The themes were relatively simple in Hereafter. Three different perspectives of death and three different directions taken to come to terms with their own grief. The grief of the loss of a loved one, the grief of the loss of your own identity and the grief of being alone. The writer chose to base the plot on fact and science juxtaposed with faith and spirituality, which was an interesting idea, but he could have chosen to leave out chance and coincidence for the sake of a believable narrative, where there are too many opposing ideas credibility gets left behind. The three stories joining at the end formula has been done too often and doesn’t suit the themes expressed in Hereafter. I would have much preferred to see the characters solve their problems individually; spirituality is such a personal journey.

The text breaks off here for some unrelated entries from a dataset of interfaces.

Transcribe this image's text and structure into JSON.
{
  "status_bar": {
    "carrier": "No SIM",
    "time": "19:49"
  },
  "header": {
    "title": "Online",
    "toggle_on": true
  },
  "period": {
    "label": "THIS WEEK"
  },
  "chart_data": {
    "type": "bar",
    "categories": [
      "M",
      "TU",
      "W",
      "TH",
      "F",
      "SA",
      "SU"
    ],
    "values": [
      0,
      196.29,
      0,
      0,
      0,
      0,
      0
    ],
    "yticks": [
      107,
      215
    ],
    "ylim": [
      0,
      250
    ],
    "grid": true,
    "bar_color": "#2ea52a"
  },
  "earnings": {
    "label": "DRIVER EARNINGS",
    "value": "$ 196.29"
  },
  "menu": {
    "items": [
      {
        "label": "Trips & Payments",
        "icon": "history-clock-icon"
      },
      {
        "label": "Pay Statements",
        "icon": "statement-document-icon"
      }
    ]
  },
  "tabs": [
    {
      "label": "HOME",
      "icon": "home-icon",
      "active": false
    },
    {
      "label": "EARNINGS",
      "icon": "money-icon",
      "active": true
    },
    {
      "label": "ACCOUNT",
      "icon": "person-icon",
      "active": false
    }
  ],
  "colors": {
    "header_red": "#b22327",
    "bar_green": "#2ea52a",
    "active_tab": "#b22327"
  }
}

Clint Eastwood however, through his directorial talent, portrays a sense of spirituality within the film without alienating the audience with powerful imagery and religious dogma. The main problem with the film is that it is not evenly paced which in my belief is the most important devise for a dramatic film. A film begins feeling slow when the pace becomes uneven and any interesting story developments become forgotten. Drama is not a slow genre, they aren’t action packed or suspenseful but if they are done well they can hold your interest through the portrayal of the characters and their interactions. Matt Damon, whose story was the most interesting, was so natural in his alienation and is the best thing about the film. There was just not enough time given to elaborate specifically, given all the other themes going on at the same time. Individually the stories would have worked better.
There is no room for interpretation in this film, it tells you what to believe but I feel that the intent was to make you think about the possibilities of the afterlife. It is not a film I felt for as personally as Gran Torino (2008) but maybe someone who can relate to the subject may feel differently.
I give Hereafter 3 stars out of 5
Hereafter opens in Australia on 10th February 2011